— Work to complete —
Return each line in the records below that includes "JSON".

------------------------------------------------------------

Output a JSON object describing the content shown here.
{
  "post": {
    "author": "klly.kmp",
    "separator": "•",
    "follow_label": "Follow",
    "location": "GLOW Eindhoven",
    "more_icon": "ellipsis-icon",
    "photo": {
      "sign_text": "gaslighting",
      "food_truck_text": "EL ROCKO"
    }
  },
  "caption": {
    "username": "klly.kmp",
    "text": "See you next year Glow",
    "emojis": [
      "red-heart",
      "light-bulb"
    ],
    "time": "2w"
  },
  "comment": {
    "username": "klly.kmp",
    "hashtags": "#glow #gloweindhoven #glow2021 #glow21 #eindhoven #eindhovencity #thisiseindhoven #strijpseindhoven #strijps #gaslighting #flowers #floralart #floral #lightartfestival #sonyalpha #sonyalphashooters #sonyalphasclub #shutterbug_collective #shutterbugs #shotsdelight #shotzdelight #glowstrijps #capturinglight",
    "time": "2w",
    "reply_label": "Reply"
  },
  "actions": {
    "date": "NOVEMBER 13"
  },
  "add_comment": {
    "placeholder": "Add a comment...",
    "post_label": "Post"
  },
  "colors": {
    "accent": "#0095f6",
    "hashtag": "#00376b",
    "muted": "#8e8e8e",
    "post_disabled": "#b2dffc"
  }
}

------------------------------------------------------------

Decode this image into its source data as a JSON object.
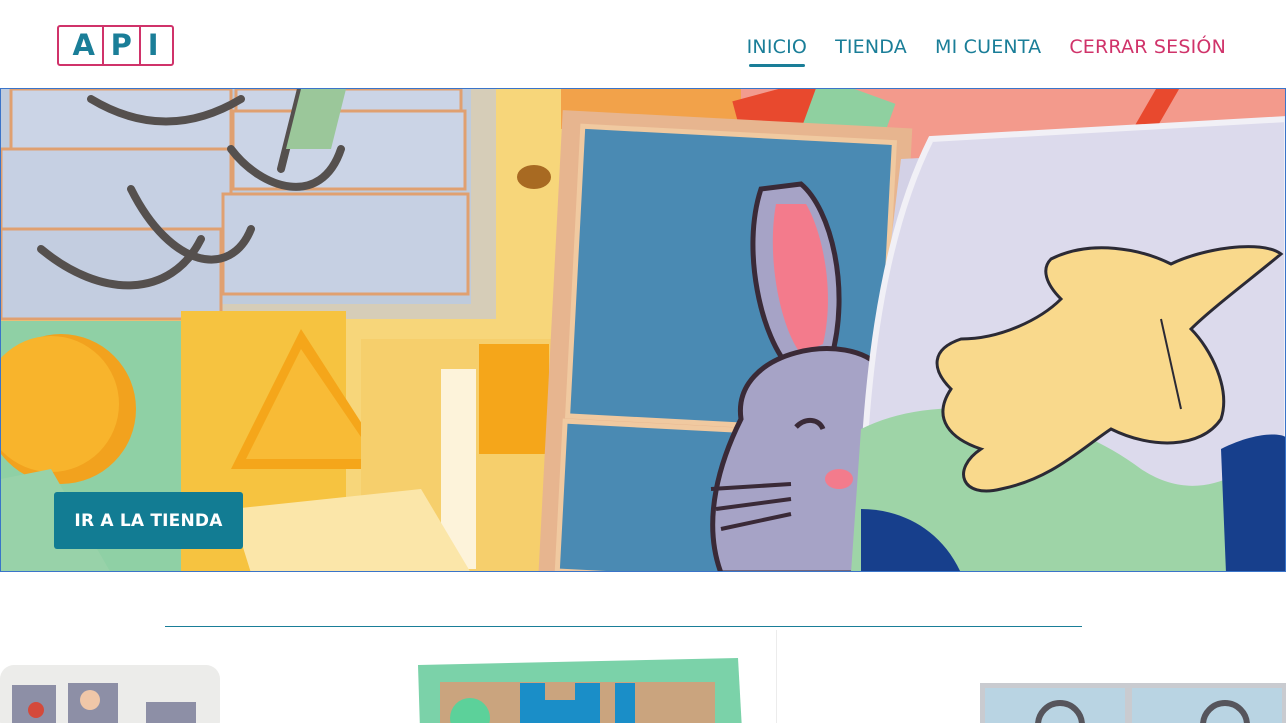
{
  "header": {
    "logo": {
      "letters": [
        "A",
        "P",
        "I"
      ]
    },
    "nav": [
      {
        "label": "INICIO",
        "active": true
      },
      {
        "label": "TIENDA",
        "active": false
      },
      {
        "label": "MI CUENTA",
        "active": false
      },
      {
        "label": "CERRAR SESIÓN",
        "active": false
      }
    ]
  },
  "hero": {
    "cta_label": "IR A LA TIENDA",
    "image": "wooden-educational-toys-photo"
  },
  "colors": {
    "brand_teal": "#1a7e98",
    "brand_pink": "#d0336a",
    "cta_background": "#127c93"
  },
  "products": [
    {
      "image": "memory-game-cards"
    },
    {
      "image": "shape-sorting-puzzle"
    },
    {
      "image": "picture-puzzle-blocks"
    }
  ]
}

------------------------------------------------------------

— Result for this exercise —
Output a JSON object describing the content shown here.
Decode this image into its source data as a JSON object.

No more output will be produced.